» **TASK REQUIREMENTS**: All that is needed is each line of the entries holding the word "true", copied as it stands.

+ + + + + + +

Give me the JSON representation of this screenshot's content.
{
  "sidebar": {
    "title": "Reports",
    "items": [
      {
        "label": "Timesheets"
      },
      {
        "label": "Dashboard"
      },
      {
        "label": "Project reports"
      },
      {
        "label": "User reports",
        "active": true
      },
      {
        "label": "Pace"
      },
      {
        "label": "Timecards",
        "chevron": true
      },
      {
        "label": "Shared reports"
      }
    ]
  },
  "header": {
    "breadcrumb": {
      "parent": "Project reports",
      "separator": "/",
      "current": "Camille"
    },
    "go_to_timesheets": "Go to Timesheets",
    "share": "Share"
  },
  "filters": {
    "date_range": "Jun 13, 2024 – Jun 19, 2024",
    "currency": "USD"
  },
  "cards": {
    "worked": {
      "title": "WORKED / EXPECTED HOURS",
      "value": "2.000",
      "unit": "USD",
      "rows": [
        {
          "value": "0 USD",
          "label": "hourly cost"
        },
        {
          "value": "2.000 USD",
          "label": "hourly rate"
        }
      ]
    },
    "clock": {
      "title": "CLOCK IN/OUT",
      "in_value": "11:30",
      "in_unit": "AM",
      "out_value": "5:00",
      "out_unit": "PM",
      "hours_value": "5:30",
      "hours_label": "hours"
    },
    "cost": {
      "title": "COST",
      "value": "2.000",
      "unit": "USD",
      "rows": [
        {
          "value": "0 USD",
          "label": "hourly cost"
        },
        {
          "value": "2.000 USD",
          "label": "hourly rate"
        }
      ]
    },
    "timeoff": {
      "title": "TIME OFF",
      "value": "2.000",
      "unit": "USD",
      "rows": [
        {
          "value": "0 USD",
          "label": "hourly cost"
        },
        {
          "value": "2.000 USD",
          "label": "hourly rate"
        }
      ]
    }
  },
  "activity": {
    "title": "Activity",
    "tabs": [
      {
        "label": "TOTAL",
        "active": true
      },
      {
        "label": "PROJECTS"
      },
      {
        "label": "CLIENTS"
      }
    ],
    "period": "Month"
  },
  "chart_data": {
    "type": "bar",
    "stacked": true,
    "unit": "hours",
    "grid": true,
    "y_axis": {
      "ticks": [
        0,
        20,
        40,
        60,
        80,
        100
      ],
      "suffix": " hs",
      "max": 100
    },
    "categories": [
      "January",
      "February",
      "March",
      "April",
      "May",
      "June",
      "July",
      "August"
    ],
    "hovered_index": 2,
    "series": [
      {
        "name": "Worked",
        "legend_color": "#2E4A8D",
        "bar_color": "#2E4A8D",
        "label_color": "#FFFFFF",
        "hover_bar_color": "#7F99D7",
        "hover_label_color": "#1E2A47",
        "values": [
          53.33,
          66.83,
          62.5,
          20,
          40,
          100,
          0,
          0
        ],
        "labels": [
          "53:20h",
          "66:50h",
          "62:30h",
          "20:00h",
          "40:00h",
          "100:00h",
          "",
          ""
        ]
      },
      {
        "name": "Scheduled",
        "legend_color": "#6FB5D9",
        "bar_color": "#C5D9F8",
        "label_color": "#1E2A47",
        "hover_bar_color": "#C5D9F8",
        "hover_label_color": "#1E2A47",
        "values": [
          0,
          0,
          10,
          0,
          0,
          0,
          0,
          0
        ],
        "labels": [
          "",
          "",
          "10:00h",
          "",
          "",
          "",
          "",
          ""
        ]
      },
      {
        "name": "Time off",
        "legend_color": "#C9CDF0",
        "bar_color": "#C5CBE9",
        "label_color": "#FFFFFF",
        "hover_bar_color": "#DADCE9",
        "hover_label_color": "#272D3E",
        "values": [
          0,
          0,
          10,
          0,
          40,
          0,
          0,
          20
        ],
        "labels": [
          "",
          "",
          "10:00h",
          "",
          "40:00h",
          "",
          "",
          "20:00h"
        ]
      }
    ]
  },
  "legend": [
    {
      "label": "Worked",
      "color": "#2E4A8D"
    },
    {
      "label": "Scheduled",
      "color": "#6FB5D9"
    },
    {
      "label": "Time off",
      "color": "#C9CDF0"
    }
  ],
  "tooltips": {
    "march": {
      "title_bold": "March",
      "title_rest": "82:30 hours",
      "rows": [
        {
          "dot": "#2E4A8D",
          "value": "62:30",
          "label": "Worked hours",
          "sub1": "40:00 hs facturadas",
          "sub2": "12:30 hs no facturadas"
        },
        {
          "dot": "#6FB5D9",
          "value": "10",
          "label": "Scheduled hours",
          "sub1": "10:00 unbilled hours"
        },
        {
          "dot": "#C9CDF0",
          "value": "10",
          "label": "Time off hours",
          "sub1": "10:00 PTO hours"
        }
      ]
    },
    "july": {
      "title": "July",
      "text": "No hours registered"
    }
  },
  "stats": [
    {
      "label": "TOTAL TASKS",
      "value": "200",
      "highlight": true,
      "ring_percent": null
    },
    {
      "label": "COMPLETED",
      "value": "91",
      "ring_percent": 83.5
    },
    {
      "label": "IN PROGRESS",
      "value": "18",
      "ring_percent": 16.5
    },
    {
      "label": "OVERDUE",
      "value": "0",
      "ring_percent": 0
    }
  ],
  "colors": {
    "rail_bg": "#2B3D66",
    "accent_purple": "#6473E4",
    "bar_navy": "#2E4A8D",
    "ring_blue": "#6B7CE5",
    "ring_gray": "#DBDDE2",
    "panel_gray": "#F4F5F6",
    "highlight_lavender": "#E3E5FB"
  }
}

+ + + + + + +

» **ANSWER BOX**:
        "active": true
        "chevron": true
        "active": true
    "stacked": true,
    "grid": true,
      "highlight": true,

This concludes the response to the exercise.